==== SOURCE DATA

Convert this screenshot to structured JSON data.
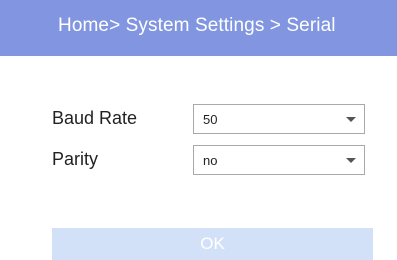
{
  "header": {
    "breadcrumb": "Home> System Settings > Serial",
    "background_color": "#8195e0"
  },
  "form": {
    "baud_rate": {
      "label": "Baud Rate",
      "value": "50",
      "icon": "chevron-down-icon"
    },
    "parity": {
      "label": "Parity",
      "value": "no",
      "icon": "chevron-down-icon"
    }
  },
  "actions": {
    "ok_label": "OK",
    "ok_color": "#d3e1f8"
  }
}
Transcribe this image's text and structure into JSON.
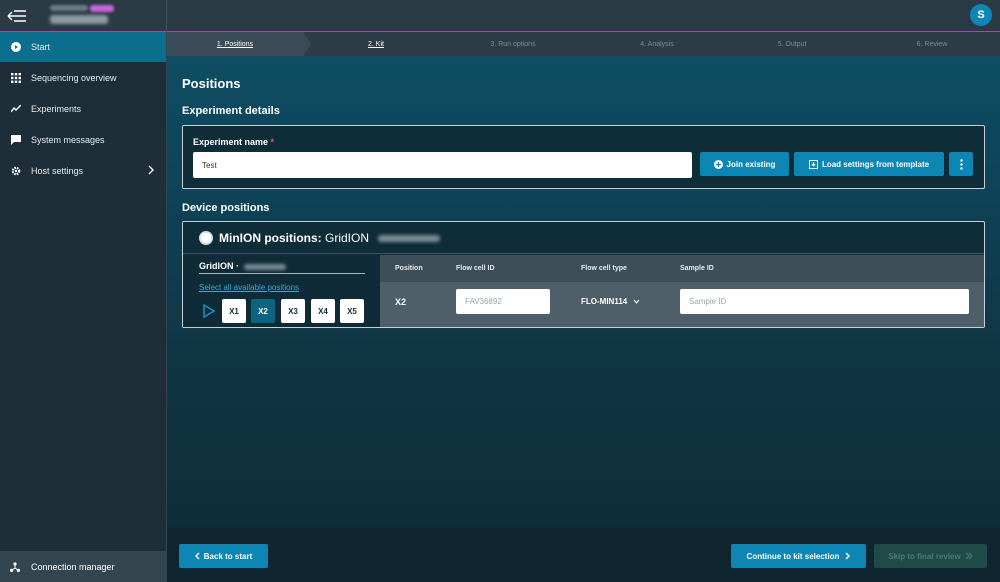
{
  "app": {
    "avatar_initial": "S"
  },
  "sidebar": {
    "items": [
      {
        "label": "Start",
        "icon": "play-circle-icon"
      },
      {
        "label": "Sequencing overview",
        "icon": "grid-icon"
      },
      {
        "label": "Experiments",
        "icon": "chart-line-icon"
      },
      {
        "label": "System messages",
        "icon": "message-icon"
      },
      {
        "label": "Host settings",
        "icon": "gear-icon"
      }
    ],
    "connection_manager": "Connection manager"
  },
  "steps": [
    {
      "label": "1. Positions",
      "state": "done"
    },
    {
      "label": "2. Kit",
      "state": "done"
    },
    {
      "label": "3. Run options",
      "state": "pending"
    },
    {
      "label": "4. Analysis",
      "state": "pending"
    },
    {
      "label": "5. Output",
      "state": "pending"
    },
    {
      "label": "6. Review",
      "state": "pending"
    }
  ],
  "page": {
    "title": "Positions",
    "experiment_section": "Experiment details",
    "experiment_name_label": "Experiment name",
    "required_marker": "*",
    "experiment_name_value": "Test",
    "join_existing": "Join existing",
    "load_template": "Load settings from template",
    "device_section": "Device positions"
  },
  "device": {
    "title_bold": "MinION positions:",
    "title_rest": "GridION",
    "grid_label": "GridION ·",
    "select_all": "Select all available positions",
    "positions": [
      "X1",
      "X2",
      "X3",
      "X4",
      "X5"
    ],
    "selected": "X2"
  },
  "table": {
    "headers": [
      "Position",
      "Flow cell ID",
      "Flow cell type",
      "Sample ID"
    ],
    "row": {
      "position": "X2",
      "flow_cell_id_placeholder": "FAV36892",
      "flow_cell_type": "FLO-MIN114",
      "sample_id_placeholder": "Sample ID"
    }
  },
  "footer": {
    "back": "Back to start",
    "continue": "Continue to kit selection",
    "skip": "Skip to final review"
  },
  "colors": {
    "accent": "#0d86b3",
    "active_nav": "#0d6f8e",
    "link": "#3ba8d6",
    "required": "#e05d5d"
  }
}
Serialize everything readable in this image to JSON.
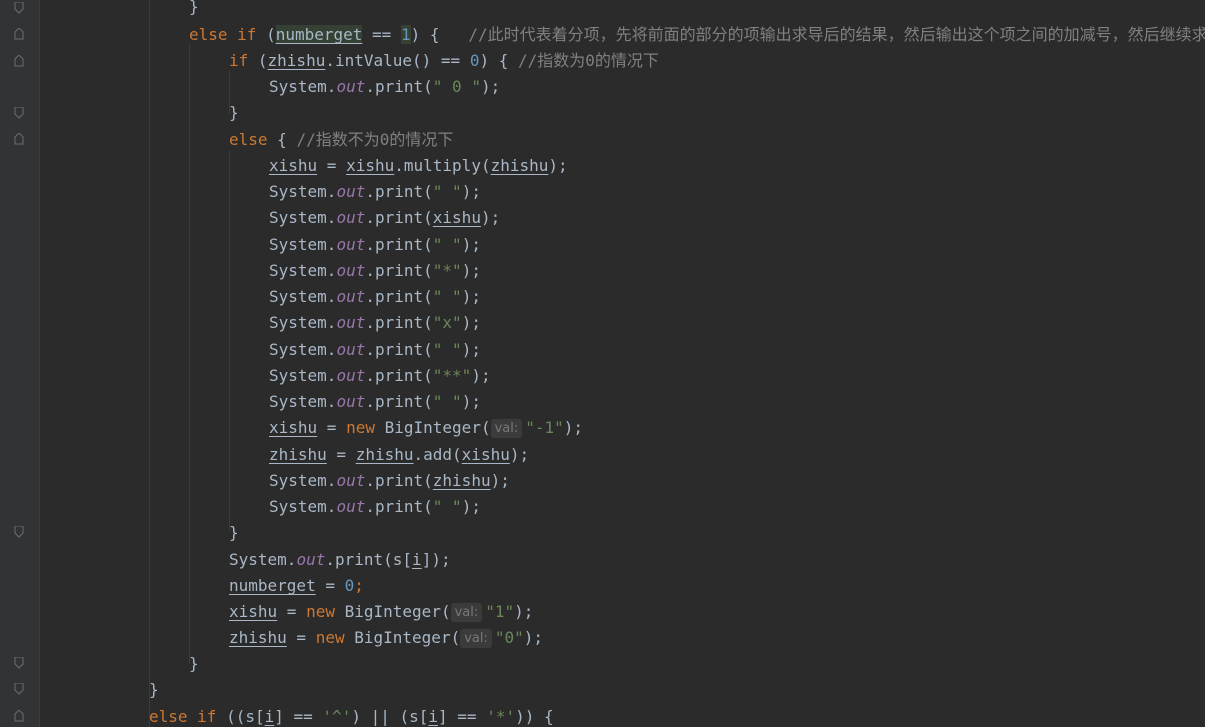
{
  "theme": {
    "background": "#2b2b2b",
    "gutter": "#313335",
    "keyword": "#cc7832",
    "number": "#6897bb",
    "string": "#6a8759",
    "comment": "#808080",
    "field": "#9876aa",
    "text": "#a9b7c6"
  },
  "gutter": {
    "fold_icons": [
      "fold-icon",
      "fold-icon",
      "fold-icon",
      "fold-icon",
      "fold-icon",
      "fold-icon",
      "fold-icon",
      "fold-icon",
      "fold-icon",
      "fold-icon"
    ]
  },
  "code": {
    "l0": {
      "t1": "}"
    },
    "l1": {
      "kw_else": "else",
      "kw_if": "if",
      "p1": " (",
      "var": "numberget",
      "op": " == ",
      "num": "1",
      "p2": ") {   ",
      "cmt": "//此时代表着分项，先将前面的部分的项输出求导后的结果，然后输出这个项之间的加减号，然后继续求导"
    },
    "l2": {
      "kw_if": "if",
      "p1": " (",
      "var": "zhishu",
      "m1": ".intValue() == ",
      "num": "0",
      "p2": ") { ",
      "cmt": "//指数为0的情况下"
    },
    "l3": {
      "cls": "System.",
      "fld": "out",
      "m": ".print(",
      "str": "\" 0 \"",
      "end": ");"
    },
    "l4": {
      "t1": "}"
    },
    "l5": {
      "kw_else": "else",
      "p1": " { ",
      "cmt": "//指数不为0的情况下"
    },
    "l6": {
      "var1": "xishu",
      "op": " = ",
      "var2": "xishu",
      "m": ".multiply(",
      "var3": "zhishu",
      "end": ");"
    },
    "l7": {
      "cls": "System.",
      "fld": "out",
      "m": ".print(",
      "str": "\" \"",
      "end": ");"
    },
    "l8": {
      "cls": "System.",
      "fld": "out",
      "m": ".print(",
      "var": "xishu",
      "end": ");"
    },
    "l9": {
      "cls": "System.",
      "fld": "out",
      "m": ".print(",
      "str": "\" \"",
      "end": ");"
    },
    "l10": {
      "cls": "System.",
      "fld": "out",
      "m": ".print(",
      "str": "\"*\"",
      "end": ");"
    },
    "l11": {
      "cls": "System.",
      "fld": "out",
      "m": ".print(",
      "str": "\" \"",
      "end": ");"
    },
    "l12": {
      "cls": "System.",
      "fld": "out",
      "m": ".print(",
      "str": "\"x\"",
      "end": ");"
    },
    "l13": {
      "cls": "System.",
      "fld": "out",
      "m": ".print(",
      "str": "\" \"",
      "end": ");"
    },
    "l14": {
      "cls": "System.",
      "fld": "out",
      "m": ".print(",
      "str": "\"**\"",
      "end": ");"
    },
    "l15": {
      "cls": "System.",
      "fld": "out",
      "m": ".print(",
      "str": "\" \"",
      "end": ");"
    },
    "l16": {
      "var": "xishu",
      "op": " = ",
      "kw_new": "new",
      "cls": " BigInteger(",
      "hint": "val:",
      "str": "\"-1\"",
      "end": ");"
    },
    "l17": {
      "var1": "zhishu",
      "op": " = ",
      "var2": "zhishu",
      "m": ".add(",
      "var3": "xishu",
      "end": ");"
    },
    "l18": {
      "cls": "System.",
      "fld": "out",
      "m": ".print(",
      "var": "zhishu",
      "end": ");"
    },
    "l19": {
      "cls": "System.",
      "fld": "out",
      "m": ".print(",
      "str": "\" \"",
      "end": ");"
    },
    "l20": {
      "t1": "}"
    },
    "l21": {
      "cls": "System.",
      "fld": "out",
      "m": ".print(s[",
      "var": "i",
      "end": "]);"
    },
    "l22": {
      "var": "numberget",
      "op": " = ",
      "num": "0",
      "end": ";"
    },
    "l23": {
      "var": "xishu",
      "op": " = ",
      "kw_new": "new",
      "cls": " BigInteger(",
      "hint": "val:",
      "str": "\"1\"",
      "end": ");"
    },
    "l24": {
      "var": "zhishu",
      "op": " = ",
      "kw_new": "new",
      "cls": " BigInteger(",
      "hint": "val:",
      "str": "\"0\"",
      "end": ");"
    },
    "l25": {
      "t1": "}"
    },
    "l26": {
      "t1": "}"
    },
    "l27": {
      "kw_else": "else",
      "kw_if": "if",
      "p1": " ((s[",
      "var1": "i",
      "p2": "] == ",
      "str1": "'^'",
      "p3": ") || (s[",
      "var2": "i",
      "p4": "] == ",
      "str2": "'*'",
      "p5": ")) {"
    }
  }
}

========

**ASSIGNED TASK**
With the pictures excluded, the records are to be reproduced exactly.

**SOLUTION TO THE PROBLEM**
Convert this screenshot to structured JSON data.
{
  "header": {
    "breadcrumb": "Home> System Settings > Serial",
    "background_color": "#8195e0"
  },
  "form": {
    "baud_rate": {
      "label": "Baud Rate",
      "value": "50",
      "icon": "chevron-down-icon"
    },
    "parity": {
      "label": "Parity",
      "value": "no",
      "icon": "chevron-down-icon"
    }
  },
  "actions": {
    "ok_label": "OK",
    "ok_color": "#d3e1f8"
  }
}
Transcribe this image's text and structure into JSON.
{
  "app": {
    "avatar_initial": "S"
  },
  "sidebar": {
    "items": [
      {
        "label": "Start",
        "icon": "play-circle-icon"
      },
      {
        "label": "Sequencing overview",
        "icon": "grid-icon"
      },
      {
        "label": "Experiments",
        "icon": "chart-line-icon"
      },
      {
        "label": "System messages",
        "icon": "message-icon"
      },
      {
        "label": "Host settings",
        "icon": "gear-icon"
      }
    ],
    "connection_manager": "Connection manager"
  },
  "steps": [
    {
      "label": "1. Positions",
      "state": "done"
    },
    {
      "label": "2. Kit",
      "state": "done"
    },
    {
      "label": "3. Run options",
      "state": "pending"
    },
    {
      "label": "4. Analysis",
      "state": "pending"
    },
    {
      "label": "5. Output",
      "state": "pending"
    },
    {
      "label": "6. Review",
      "state": "pending"
    }
  ],
  "page": {
    "title": "Positions",
    "experiment_section": "Experiment details",
    "experiment_name_label": "Experiment name",
    "required_marker": "*",
    "experiment_name_value": "Test",
    "join_existing": "Join existing",
    "load_template": "Load settings from template",
    "device_section": "Device positions"
  },
  "device": {
    "title_bold": "MinION positions:",
    "title_rest": "GridION",
    "grid_label": "GridION ·",
    "select_all": "Select all available positions",
    "positions": [
      "X1",
      "X2",
      "X3",
      "X4",
      "X5"
    ],
    "selected": "X2"
  },
  "table": {
    "headers": [
      "Position",
      "Flow cell ID",
      "Flow cell type",
      "Sample ID"
    ],
    "row": {
      "position": "X2",
      "flow_cell_id_placeholder": "FAV36892",
      "flow_cell_type": "FLO-MIN114",
      "sample_id_placeholder": "Sample ID"
    }
  },
  "footer": {
    "back": "Back to start",
    "continue": "Continue to kit selection",
    "skip": "Skip to final review"
  },
  "colors": {
    "accent": "#0d86b3",
    "active_nav": "#0d6f8e",
    "link": "#3ba8d6",
    "required": "#e05d5d"
  }
}
Serialize everything readable in this image to JSON.
{
  "theme": {
    "background": "#2b2b2b",
    "gutter": "#313335",
    "keyword": "#cc7832",
    "number": "#6897bb",
    "string": "#6a8759",
    "comment": "#808080",
    "field": "#9876aa",
    "text": "#a9b7c6"
  },
  "gutter": {
    "fold_icons": [
      "fold-icon",
      "fold-icon",
      "fold-icon",
      "fold-icon",
      "fold-icon",
      "fold-icon",
      "fold-icon",
      "fold-icon",
      "fold-icon",
      "fold-icon"
    ]
  },
  "code": {
    "l0": {
      "t1": "}"
    },
    "l1": {
      "kw_else": "else",
      "kw_if": "if",
      "p1": " (",
      "var": "numberget",
      "op": " == ",
      "num": "1",
      "p2": ") {   ",
      "cmt": "//此时代表着分项，先将前面的部分的项输出求导后的结果，然后输出这个项之间的加减号，然后继续求导"
    },
    "l2": {
      "kw_if": "if",
      "p1": " (",
      "var": "zhishu",
      "m1": ".intValue() == ",
      "num": "0",
      "p2": ") { ",
      "cmt": "//指数为0的情况下"
    },
    "l3": {
      "cls": "System.",
      "fld": "out",
      "m": ".print(",
      "str": "\" 0 \"",
      "end": ");"
    },
    "l4": {
      "t1": "}"
    },
    "l5": {
      "kw_else": "else",
      "p1": " { ",
      "cmt": "//指数不为0的情况下"
    },
    "l6": {
      "var1": "xishu",
      "op": " = ",
      "var2": "xishu",
      "m": ".multiply(",
      "var3": "zhishu",
      "end": ");"
    },
    "l7": {
      "cls": "System.",
      "fld": "out",
      "m": ".print(",
      "str": "\" \"",
      "end": ");"
    },
    "l8": {
      "cls": "System.",
      "fld": "out",
      "m": ".print(",
      "var": "xishu",
      "end": ");"
    },
    "l9": {
      "cls": "System.",
      "fld": "out",
      "m": ".print(",
      "str": "\" \"",
      "end": ");"
    },
    "l10": {
      "cls": "System.",
      "fld": "out",
      "m": ".print(",
      "str": "\"*\"",
      "end": ");"
    },
    "l11": {
      "cls": "System.",
      "fld": "out",
      "m": ".print(",
      "str": "\" \"",
      "end": ");"
    },
    "l12": {
      "cls": "System.",
      "fld": "out",
      "m": ".print(",
      "str": "\"x\"",
      "end": ");"
    },
    "l13": {
      "cls": "System.",
      "fld": "out",
      "m": ".print(",
      "str": "\" \"",
      "end": ");"
    },
    "l14": {
      "cls": "System.",
      "fld": "out",
      "m": ".print(",
      "str": "\"**\"",
      "end": ");"
    },
    "l15": {
      "cls": "System.",
      "fld": "out",
      "m": ".print(",
      "str": "\" \"",
      "end": ");"
    },
    "l16": {
      "var": "xishu",
      "op": " = ",
      "kw_new": "new",
      "cls": " BigInteger(",
      "hint": "val:",
      "str": "\"-1\"",
      "end": ");"
    },
    "l17": {
      "var1": "zhishu",
      "op": " = ",
      "var2": "zhishu",
      "m": ".add(",
      "var3": "xishu",
      "end": ");"
    },
    "l18": {
      "cls": "System.",
      "fld": "out",
      "m": ".print(",
      "var": "zhishu",
      "end": ");"
    },
    "l19": {
      "cls": "System.",
      "fld": "out",
      "m": ".print(",
      "str": "\" \"",
      "end": ");"
    },
    "l20": {
      "t1": "}"
    },
    "l21": {
      "cls": "System.",
      "fld": "out",
      "m": ".print(s[",
      "var": "i",
      "end": "]);"
    },
    "l22": {
      "var": "numberget",
      "op": " = ",
      "num": "0",
      "end": ";"
    },
    "l23": {
      "var": "xishu",
      "op": " = ",
      "kw_new": "new",
      "cls": " BigInteger(",
      "hint": "val:",
      "str": "\"1\"",
      "end": ");"
    },
    "l24": {
      "var": "zhishu",
      "op": " = ",
      "kw_new": "new",
      "cls": " BigInteger(",
      "hint": "val:",
      "str": "\"0\"",
      "end": ");"
    },
    "l25": {
      "t1": "}"
    },
    "l26": {
      "t1": "}"
    },
    "l27": {
      "kw_else": "else",
      "kw_if": "if",
      "p1": " ((s[",
      "var1": "i",
      "p2": "] == ",
      "str1": "'^'",
      "p3": ") || (s[",
      "var2": "i",
      "p4": "] == ",
      "str2": "'*'",
      "p5": ")) {"
    }
  }
}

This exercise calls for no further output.